Rule Suggestions for Parents
Every parents wants to, and ultimately does, have control over their children’s level of online access. Like the other incremental responsibilities and freedoms we provide our children as they grow up, online education ideally starts early. Starting with complete physical restrictions of media use for children ages 0-2, and evolving into co-engagement, supervision and varying levels of constraints for children ages 3-16.
At a basic level, for very young children or those children experiencing difficulties resisting devices at all, co-engagement is the safest way for your child to participate online. Sitting with your child, viewing the same device and experiencing online activities with them in real time is ideal. Using technology with your child means you can talk about online experiences as they occur.
If your children are more fluent and more engaged online, supervision should be the next stage. This is as easy as making sure all use of technology is in view of a parent or children 3-6, or as complicated as ensuring that children are not alone or unsupervised with peers while playing online, for children ages 6-10.
Family Online Use Agreement

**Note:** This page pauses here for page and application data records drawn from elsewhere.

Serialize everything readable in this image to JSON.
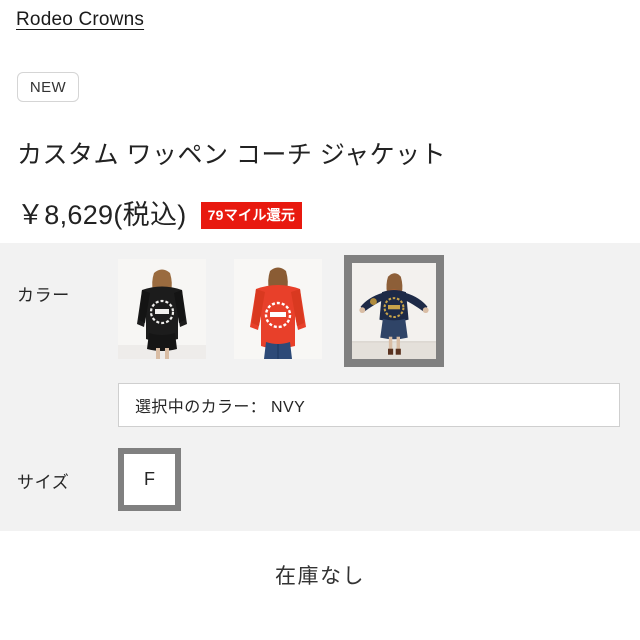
{
  "brand": {
    "name": "Rodeo Crowns"
  },
  "badges": {
    "new_label": "NEW",
    "mile_label": "79マイル還元",
    "mile_color": "#e8190f"
  },
  "product": {
    "title": "カスタム ワッペン コーチ ジャケット",
    "price": "￥8,629(税込)"
  },
  "options": {
    "color": {
      "label": "カラー",
      "selected_text": "選択中のカラー： NVY",
      "selected_index": 2,
      "swatches": [
        {
          "name": "swatch-black-coach-jacket",
          "alt": "BLK",
          "jacket_color": "#1c1c1c",
          "print_color": "#f2f2f2",
          "bottom_color": "#1a1a1a",
          "selected": false
        },
        {
          "name": "swatch-red-coach-jacket",
          "alt": "RED",
          "jacket_color": "#e8402a",
          "print_color": "#ffffff",
          "bottom_color": "#2d4a78",
          "selected": false
        },
        {
          "name": "swatch-navy-coach-jacket",
          "alt": "NVY",
          "jacket_color": "#1d2a47",
          "print_color": "#c8a martin",
          "bottom_color": "#2f4467",
          "selected": true
        }
      ]
    },
    "size": {
      "label": "サイズ",
      "values": [
        {
          "label": "F",
          "selected": true
        }
      ]
    }
  },
  "stock": {
    "status": "在庫なし"
  },
  "colors": {
    "panel_bg": "#f2f2f2",
    "selected_border": "#808080",
    "page_bg": "#ffffff"
  }
}
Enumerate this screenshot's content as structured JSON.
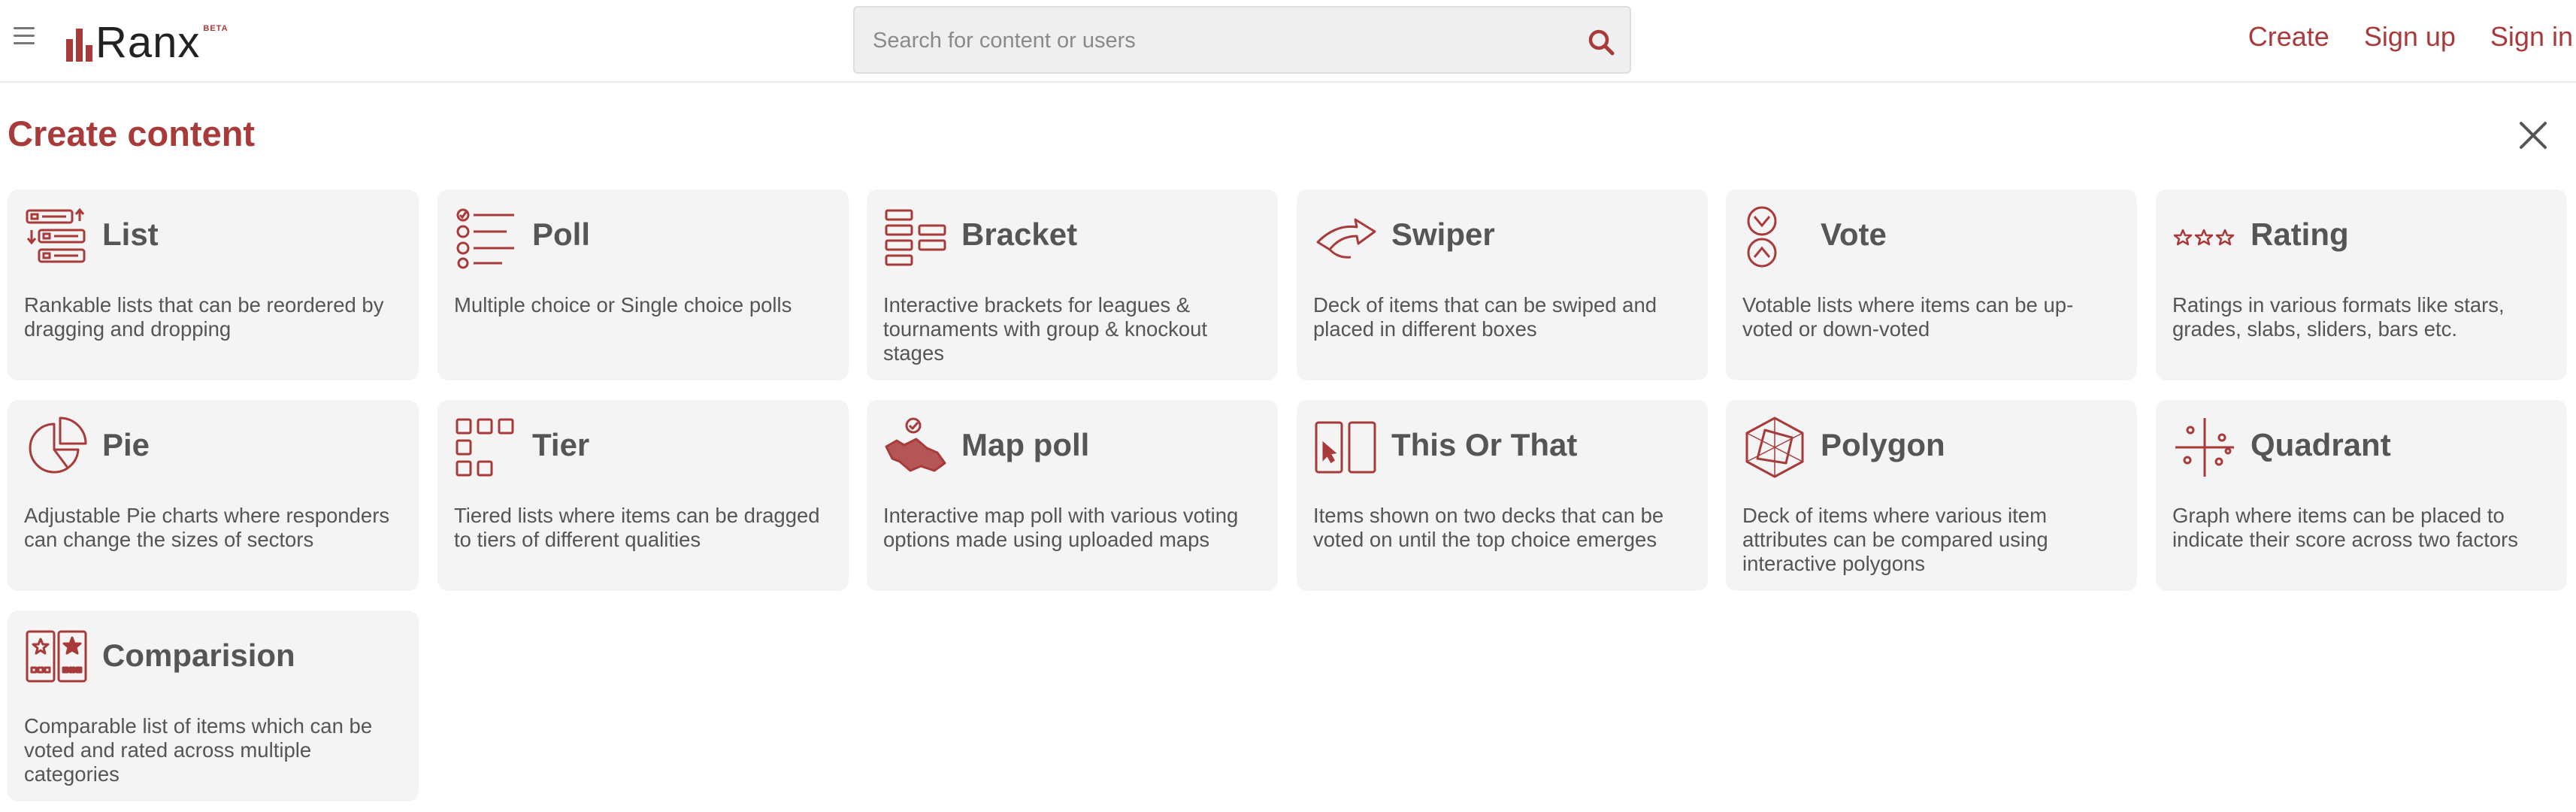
{
  "header": {
    "logo_text": "Ranx",
    "logo_badge": "BETA",
    "search": {
      "placeholder": "Search for content or users",
      "value": ""
    },
    "nav": {
      "create": "Create",
      "signup": "Sign up",
      "signin": "Sign in"
    }
  },
  "page": {
    "title": "Create content"
  },
  "cards": [
    {
      "title": "List",
      "desc": "Rankable lists that can be reordered by dragging and dropping",
      "icon": "list-icon"
    },
    {
      "title": "Poll",
      "desc": "Multiple choice or Single choice polls",
      "icon": "poll-icon"
    },
    {
      "title": "Bracket",
      "desc": "Interactive brackets for leagues & tournaments with group & knockout stages",
      "icon": "bracket-icon"
    },
    {
      "title": "Swiper",
      "desc": "Deck of items that can be swiped and placed in different boxes",
      "icon": "swiper-icon"
    },
    {
      "title": "Vote",
      "desc": "Votable lists where items can be up-voted or down-voted",
      "icon": "vote-icon"
    },
    {
      "title": "Rating",
      "desc": "Ratings in various formats like stars, grades, slabs, sliders, bars etc.",
      "icon": "rating-icon"
    },
    {
      "title": "Pie",
      "desc": "Adjustable Pie charts where responders can change the sizes of sectors",
      "icon": "pie-icon"
    },
    {
      "title": "Tier",
      "desc": "Tiered lists where items can be dragged to tiers of different qualities",
      "icon": "tier-icon"
    },
    {
      "title": "Map poll",
      "desc": "Interactive map poll with various voting options made using uploaded maps",
      "icon": "map-poll-icon"
    },
    {
      "title": "This Or That",
      "desc": "Items shown on two decks that can be voted on until the top choice emerges",
      "icon": "this-or-that-icon"
    },
    {
      "title": "Polygon",
      "desc": "Deck of items where various item attributes can be compared using interactive polygons",
      "icon": "polygon-icon"
    },
    {
      "title": "Quadrant",
      "desc": "Graph where items can be placed to indicate their score across two factors",
      "icon": "quadrant-icon"
    },
    {
      "title": "Comparision",
      "desc": "Comparable list of items which can be voted and rated across multiple categories",
      "icon": "comparison-icon"
    }
  ],
  "colors": {
    "accent": "#a83a3a",
    "card_bg": "#f4f4f4",
    "text": "#555555"
  }
}
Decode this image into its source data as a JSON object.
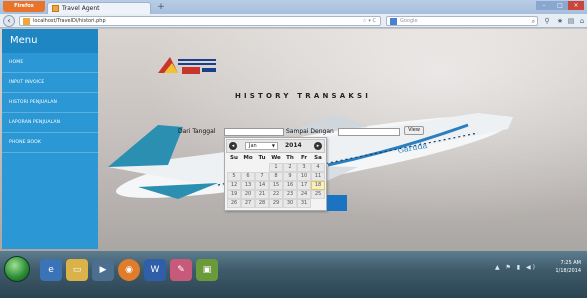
{
  "browser": {
    "menu_button": "Firefox",
    "tab_title": "Travel Agent",
    "new_tab": "+",
    "window_buttons": [
      "–",
      "□",
      "×"
    ],
    "url": "localhost/TravelDi/histori.php",
    "url_controls": "☆ ▾ C",
    "search_engine": "Google",
    "nav_icons": [
      "search",
      "star",
      "bookmarks",
      "home"
    ]
  },
  "sidebar": {
    "title": "Menu",
    "items": [
      {
        "label": "HOME"
      },
      {
        "label": "INPUT INVOICE"
      },
      {
        "label": "HISTORI PENJUALAN"
      },
      {
        "label": "LAPORAN PENJUALAN"
      },
      {
        "label": "PHONE BOOK"
      }
    ]
  },
  "main": {
    "title": "HISTORY TRANSAKSI",
    "from_label": "Dari Tanggal",
    "to_label": "Sampai Dengan",
    "view_button": "View"
  },
  "datepicker": {
    "month": "Jan",
    "year": "2014",
    "prev_icon": "prev-circle-icon",
    "next_icon": "next-circle-icon",
    "weekdays": [
      "Su",
      "Mo",
      "Tu",
      "We",
      "Th",
      "Fr",
      "Sa"
    ],
    "weeks": [
      [
        "",
        "",
        "",
        "1",
        "2",
        "3",
        "4"
      ],
      [
        "5",
        "6",
        "7",
        "8",
        "9",
        "10",
        "11"
      ],
      [
        "12",
        "13",
        "14",
        "15",
        "16",
        "17",
        "18"
      ],
      [
        "19",
        "20",
        "21",
        "22",
        "23",
        "24",
        "25"
      ],
      [
        "26",
        "27",
        "28",
        "29",
        "30",
        "31",
        ""
      ]
    ],
    "highlighted_day": "18"
  },
  "taskbar": {
    "pinned": [
      "ie",
      "folder",
      "media",
      "firefox",
      "word",
      "paint",
      "app"
    ],
    "time": "7:25 AM",
    "date": "1/18/2014"
  },
  "colors": {
    "sidebar": "#2c97d5",
    "sidebar_header": "#1f86c4",
    "accent_blue": "#1a74c2",
    "today_highlight": "#f8efc0"
  }
}
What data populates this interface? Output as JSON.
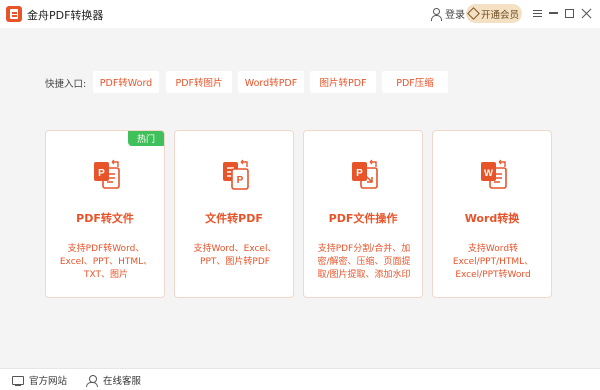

When your child is between 6-10 and is still leaning on you to understand technology, it is very important to put a Family Online Use Agreement in place. There are many benefits of knowing the rules for all parties—understanding the consequences for possible transgressions and having an open conversation about what both parties understand about online spaces. This is important particularly before children hit their pre-teens when hormones and peer-orientation become a stronger pull than parents’ influence.
The Family Online Use Agreement can include rules (or constraints) that are activity or context-based.
Easiest to obey and enforce for both parents and children are activity constraints—rules for specific online activities or apps. These might include not using social media apps until the age specified in Family Online Use Agreement, or playing age-appropriate games only. Age restrictions can be helpful external guidelines for parents to look to for age-appropriateness of apps and games. (See MediaSmarts, CommonSenseMedia or Graphite).
Contextual constraints—banning tech use in certain places and at certain times are the most troublesome for both parents and children to enforce but often required for families to have good on/offline life balance. No phone at the table, bedtimes and/or keeping devices out of children’s bedrooms can become consistent behaviour management issue, however these boundaries and constraints are important for healthy family media management.
Parents who are unable to manage a child that seems unable to manage their own online use, may want to investigate monitoring and app control software. These measures are sometimes necessary. Installing time and app monitoring software that can be the basis for family dialogue about online use, (Moment). Sharing a family iTunes or Google Play account can help you guide and supervise your child. These do require, however, that your child be cooperative in the process. If a trusting dialogue and respect for both parties’ boundaries can be maintained, then collaboration about technology use is ideal.
If that’s not an option however, locking down equipment can take the form of installing timers on your home router so the wifi network for the whole house shuts down at a certain time each night.
Sometimes seeking professional help is a really smart choice. Family dynamics that have been difficult before can easily become negatively exaggerated when online devices, apps and choices are added to the mix.